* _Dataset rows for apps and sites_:
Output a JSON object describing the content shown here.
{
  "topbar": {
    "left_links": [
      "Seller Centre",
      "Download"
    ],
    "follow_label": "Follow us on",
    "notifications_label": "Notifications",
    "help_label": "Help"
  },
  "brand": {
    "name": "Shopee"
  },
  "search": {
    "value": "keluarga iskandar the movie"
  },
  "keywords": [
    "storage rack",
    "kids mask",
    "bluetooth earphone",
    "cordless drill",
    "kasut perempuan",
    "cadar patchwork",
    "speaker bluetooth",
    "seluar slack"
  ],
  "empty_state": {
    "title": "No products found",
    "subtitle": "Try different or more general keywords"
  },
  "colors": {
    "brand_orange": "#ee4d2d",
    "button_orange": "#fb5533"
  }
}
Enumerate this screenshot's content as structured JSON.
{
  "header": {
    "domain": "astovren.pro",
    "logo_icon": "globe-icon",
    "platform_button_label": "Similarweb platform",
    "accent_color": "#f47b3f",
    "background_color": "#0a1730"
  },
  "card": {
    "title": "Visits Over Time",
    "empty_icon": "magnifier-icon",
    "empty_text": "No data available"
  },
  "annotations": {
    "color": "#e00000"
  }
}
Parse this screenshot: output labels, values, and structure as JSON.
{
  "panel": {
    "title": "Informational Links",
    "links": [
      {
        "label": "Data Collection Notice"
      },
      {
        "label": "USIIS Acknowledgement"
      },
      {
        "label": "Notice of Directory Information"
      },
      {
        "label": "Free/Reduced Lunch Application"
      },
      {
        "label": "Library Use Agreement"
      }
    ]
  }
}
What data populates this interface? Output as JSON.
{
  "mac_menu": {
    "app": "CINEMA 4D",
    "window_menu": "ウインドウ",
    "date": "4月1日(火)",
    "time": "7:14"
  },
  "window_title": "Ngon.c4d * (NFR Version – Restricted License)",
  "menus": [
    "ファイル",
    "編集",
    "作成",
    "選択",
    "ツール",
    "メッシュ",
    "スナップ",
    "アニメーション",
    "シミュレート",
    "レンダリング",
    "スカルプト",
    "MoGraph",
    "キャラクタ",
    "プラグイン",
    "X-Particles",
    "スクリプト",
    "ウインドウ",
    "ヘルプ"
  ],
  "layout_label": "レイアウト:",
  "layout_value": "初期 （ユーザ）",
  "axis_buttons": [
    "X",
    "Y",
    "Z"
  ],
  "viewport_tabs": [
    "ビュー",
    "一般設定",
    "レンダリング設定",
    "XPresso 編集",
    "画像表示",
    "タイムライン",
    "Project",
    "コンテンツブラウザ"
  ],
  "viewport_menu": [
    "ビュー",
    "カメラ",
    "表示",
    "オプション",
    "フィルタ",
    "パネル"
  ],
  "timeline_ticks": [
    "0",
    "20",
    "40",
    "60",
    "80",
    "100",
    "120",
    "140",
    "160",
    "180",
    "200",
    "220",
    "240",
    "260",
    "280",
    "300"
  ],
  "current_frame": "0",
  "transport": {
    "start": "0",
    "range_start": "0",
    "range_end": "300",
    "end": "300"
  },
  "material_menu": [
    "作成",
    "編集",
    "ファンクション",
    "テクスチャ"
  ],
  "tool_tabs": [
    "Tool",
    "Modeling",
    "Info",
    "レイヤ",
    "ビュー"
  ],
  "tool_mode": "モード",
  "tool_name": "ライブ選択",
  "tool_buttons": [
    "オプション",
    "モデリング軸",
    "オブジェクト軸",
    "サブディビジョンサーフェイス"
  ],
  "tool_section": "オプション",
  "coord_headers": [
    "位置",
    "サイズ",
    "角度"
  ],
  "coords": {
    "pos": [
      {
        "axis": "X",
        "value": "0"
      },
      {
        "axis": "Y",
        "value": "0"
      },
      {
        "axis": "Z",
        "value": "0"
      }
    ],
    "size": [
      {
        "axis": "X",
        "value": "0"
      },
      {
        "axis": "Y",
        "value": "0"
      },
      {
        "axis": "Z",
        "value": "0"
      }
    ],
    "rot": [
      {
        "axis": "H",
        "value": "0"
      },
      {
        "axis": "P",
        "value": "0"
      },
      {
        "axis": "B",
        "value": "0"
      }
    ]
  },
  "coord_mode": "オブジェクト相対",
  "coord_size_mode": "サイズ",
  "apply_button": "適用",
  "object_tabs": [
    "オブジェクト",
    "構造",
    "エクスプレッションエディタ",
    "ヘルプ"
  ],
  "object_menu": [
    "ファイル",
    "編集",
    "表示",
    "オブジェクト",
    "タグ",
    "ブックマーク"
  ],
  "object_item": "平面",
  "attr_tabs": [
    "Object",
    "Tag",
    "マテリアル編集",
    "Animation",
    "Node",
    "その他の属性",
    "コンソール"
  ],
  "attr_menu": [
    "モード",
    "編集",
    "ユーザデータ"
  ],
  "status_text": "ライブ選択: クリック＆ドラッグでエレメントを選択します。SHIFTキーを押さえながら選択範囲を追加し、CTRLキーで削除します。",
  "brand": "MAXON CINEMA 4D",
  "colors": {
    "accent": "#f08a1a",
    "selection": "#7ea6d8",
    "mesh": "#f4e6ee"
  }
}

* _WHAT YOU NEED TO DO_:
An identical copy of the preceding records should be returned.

* _SOLUTION TO THIS EXERCISE_:
Output a JSON object describing the content shown here.
{
  "topbar": {
    "left_links": [
      "Seller Centre",
      "Download"
    ],
    "follow_label": "Follow us on",
    "notifications_label": "Notifications",
    "help_label": "Help"
  },
  "brand": {
    "name": "Shopee"
  },
  "search": {
    "value": "keluarga iskandar the movie"
  },
  "keywords": [
    "storage rack",
    "kids mask",
    "bluetooth earphone",
    "cordless drill",
    "kasut perempuan",
    "cadar patchwork",
    "speaker bluetooth",
    "seluar slack"
  ],
  "empty_state": {
    "title": "No products found",
    "subtitle": "Try different or more general keywords"
  },
  "colors": {
    "brand_orange": "#ee4d2d",
    "button_orange": "#fb5533"
  }
}
Enumerate this screenshot's content as structured JSON.
{
  "header": {
    "domain": "astovren.pro",
    "logo_icon": "globe-icon",
    "platform_button_label": "Similarweb platform",
    "accent_color": "#f47b3f",
    "background_color": "#0a1730"
  },
  "card": {
    "title": "Visits Over Time",
    "empty_icon": "magnifier-icon",
    "empty_text": "No data available"
  },
  "annotations": {
    "color": "#e00000"
  }
}
Parse this screenshot: output labels, values, and structure as JSON.
{
  "panel": {
    "title": "Informational Links",
    "links": [
      {
        "label": "Data Collection Notice"
      },
      {
        "label": "USIIS Acknowledgement"
      },
      {
        "label": "Notice of Directory Information"
      },
      {
        "label": "Free/Reduced Lunch Application"
      },
      {
        "label": "Library Use Agreement"
      }
    ]
  }
}
What data populates this interface? Output as JSON.
{
  "mac_menu": {
    "app": "CINEMA 4D",
    "window_menu": "ウインドウ",
    "date": "4月1日(火)",
    "time": "7:14"
  },
  "window_title": "Ngon.c4d * (NFR Version – Restricted License)",
  "menus": [
    "ファイル",
    "編集",
    "作成",
    "選択",
    "ツール",
    "メッシュ",
    "スナップ",
    "アニメーション",
    "シミュレート",
    "レンダリング",
    "スカルプト",
    "MoGraph",
    "キャラクタ",
    "プラグイン",
    "X-Particles",
    "スクリプト",
    "ウインドウ",
    "ヘルプ"
  ],
  "layout_label": "レイアウト:",
  "layout_value": "初期 （ユーザ）",
  "axis_buttons": [
    "X",
    "Y",
    "Z"
  ],
  "viewport_tabs": [
    "ビュー",
    "一般設定",
    "レンダリング設定",
    "XPresso 編集",
    "画像表示",
    "タイムライン",
    "Project",
    "コンテンツブラウザ"
  ],
  "viewport_menu": [
    "ビュー",
    "カメラ",
    "表示",
    "オプション",
    "フィルタ",
    "パネル"
  ],
  "timeline_ticks": [
    "0",
    "20",
    "40",
    "60",
    "80",
    "100",
    "120",
    "140",
    "160",
    "180",
    "200",
    "220",
    "240",
    "260",
    "280",
    "300"
  ],
  "current_frame": "0",
  "transport": {
    "start": "0",
    "range_start": "0",
    "range_end": "300",
    "end": "300"
  },
  "material_menu": [
    "作成",
    "編集",
    "ファンクション",
    "テクスチャ"
  ],
  "tool_tabs": [
    "Tool",
    "Modeling",
    "Info",
    "レイヤ",
    "ビュー"
  ],
  "tool_mode": "モード",
  "tool_name": "ライブ選択",
  "tool_buttons": [
    "オプション",
    "モデリング軸",
    "オブジェクト軸",
    "サブディビジョンサーフェイス"
  ],
  "tool_section": "オプション",
  "coord_headers": [
    "位置",
    "サイズ",
    "角度"
  ],
  "coords": {
    "pos": [
      {
        "axis": "X",
        "value": "0"
      },
      {
        "axis": "Y",
        "value": "0"
      },
      {
        "axis": "Z",
        "value": "0"
      }
    ],
    "size": [
      {
        "axis": "X",
        "value": "0"
      },
      {
        "axis": "Y",
        "value": "0"
      },
      {
        "axis": "Z",
        "value": "0"
      }
    ],
    "rot": [
      {
        "axis": "H",
        "value": "0"
      },
      {
        "axis": "P",
        "value": "0"
      },
      {
        "axis": "B",
        "value": "0"
      }
    ]
  },
  "coord_mode": "オブジェクト相対",
  "coord_size_mode": "サイズ",
  "apply_button": "適用",
  "object_tabs": [
    "オブジェクト",
    "構造",
    "エクスプレッションエディタ",
    "ヘルプ"
  ],
  "object_menu": [
    "ファイル",
    "編集",
    "表示",
    "オブジェクト",
    "タグ",
    "ブックマーク"
  ],
  "object_item": "平面",
  "attr_tabs": [
    "Object",
    "Tag",
    "マテリアル編集",
    "Animation",
    "Node",
    "その他の属性",
    "コンソール"
  ],
  "attr_menu": [
    "モード",
    "編集",
    "ユーザデータ"
  ],
  "status_text": "ライブ選択: クリック＆ドラッグでエレメントを選択します。SHIFTキーを押さえながら選択範囲を追加し、CTRLキーで削除します。",
  "brand": "MAXON CINEMA 4D",
  "colors": {
    "accent": "#f08a1a",
    "selection": "#7ea6d8",
    "mesh": "#f4e6ee"
  }
}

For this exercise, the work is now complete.